Two years ago, while in Upstate NY visiting our dealers, I found myself stranded for a night in Troy, N.Y., as a result of car trouble.
A unique new showroom is the setting for experiential presentation of audio, video, and whole-home control.
All custom installers take heed. I have a dear friend who just moved into a new home. He wanted a flat panel, which needed to be wall-mounted. Sometimes it’s just easier with friends (no profit) to allow them to buy from a third party. In this case, I made arrangements for him to buy from a friend of mine at a wholesale price and everyone was happy. When it came time for the install, once again, I referred him to a third party. As we all know, some work is better done by others. The plasma is mounted (I let the installer sell the
This issue is dedicated to discovering exactly where our industry stands on the “green” subject. What are the manufacturers doing? What are the custom integrators/retailers doing? What do your customers really want? Do they even care? CustomRetailer’s key reporters have been looking into this for months, with some surprising results. In Los Angeles, where I live, I follow the housing market rather closely. A friend of mine, a “Realtor to the Stars” and other high-end clients, has told me the homes that are selling have various forms of “Green Initiatives” in place such as temperature, lighting, drapery control and reuse of groundscape water,
Pre-emptively trumping the Las Vegas-held presidential debate by precisely a week, 20 participants from the retailing, manufacturing, distributing, buying group and consultant arms of the CE industry offered wide-ranging and divergent views at the annual Consumer Technology Publishing Group’s (CTPG) Editorial Advisory Board roundtable discussion during last month’s CES. Hosted by the editors and publishers of CustomRetailer, Dealerscope, Picture Business and E-Gear, the forum touched on topics as free-wheeling as the “strange bedfellows” hardware-software company partnership trend, the analog-broadcasting cutoff issue, how to react to and cultivate the younger customer, and the move from the single-product sale to the solution sale. Marriages of Convenience?
The venerable East Coast electronics chain Harvey Electronics saw the close of an era last week, when it announced the closure of its flagship location on W. 45th Street in Manhattan. According to Information Week, the store will shut its doors Jan. 31, after 40 years. Harvey maintains a Manhattan location on 19th Street and Broadway, and also owns a Bang & Olufsen Store two blocks away, on 21st Street. The chain also operates stores in Connecticut, Long Island and New Jersey. The company has suffered of late, as a proposed merger with MyerEmco fell apart, leading it to file for Chapter
MyerEmco Audio Video announced Wednesday morning that it has elected to pull out of its agreement to be acquired by Harvey Electronics, and will continue to be independently operated. “I have enjoyed my interactions with the Harvey team and felt great about the transaction,” MyerEmco CEO Jon Myer said in a company statement. “However, MyerEmco AudioVideo has had great success for 52 years as an independent audio/video specialist, and Gary Yacoubian and our team are energized to move forward as such.” No specific reason has yet been given for the termination of the merger.

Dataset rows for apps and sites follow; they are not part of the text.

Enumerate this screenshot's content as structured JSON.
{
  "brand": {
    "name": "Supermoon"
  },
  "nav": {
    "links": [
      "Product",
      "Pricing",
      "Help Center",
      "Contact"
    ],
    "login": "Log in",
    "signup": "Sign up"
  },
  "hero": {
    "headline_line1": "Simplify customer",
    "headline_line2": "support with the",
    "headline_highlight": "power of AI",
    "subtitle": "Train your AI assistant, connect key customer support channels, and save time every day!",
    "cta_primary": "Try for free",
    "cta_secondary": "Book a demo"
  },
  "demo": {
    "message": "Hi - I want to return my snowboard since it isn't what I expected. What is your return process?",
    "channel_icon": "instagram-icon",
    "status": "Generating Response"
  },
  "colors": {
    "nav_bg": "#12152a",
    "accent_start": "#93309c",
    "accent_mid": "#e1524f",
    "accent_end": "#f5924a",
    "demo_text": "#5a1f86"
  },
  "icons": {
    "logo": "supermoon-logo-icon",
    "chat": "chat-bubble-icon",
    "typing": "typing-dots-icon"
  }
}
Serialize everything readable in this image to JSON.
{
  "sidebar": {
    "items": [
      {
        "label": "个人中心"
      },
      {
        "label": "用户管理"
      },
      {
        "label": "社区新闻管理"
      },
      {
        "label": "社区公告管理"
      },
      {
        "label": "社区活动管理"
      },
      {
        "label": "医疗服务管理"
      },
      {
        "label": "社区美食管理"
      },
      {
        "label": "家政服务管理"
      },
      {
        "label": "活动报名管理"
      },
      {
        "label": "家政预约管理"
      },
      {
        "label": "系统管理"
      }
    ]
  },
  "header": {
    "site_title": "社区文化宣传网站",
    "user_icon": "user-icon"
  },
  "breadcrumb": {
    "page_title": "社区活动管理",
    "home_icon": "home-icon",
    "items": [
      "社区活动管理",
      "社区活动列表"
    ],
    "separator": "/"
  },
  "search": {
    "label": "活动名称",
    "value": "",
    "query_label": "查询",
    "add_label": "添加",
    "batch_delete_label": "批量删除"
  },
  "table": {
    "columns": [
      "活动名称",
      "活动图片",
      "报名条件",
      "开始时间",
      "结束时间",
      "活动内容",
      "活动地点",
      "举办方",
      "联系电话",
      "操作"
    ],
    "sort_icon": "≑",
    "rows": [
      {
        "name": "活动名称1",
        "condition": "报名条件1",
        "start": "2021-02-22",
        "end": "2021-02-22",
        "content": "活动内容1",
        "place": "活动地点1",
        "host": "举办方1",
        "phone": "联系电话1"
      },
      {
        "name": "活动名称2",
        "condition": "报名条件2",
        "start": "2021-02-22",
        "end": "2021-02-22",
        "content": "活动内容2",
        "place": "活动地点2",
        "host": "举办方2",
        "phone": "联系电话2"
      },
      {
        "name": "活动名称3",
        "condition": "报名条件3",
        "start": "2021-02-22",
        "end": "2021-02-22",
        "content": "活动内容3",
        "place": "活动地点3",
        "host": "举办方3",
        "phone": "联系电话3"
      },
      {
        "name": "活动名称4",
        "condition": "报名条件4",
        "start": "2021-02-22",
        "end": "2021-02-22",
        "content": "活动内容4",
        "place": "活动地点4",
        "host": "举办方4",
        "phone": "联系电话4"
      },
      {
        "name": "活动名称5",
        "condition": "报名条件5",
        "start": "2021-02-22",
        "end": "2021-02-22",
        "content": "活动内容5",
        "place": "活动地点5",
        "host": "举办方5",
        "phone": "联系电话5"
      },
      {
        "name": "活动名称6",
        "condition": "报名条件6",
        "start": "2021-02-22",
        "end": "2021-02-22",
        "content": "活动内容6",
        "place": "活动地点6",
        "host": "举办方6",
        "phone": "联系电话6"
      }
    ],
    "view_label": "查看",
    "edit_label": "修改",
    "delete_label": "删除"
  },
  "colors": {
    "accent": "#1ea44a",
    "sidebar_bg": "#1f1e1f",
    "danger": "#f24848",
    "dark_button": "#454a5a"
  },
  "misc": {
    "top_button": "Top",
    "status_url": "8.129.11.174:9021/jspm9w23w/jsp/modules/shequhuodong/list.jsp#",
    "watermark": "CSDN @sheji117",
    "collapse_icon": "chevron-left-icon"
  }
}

The deal, in which New York-based Harvey was
Shortly after Harvey Electronics’ proposed acquisition of MyerEmco AudioVideo was announced, Harvey Interim CEO Martin McClanan spoke with CustomRetailer Editor-in-Chief Joe Paone about the deal and the combined entity’s plans: Why has this happened? What factors led to this merger? Is it a response to anything? Clearly, it’s management’s objective to get Harvey on the growth track and return to profitability, so we’re obviously doing the things we think we need to do to grow again organically. We’ve expended our marketing, we’ve improved our web presence, we’ve re-engaged in a more aggressive training program, we’ve been bringing in new products—all of those things
It’s been one heck of a week in the world of electronics retailing. Harvey Electronics and MyerEmco got engaged. Tweeter has been reduced to “Hey buddy, can you spare some change?” status. Over in big-box land, Circuit City, who’s been in need of some positive publicity lately to say the least, prevented a terrorist attack on Fort Dix, of all things. Perhaps consumers can buy some extended warranties from them just for the sake of giving them props. Let’s get back to the Harvey/MyerEmco and Tweeter stories, though. Each of these three companies has based an increasing amount of their business on professional custom installation services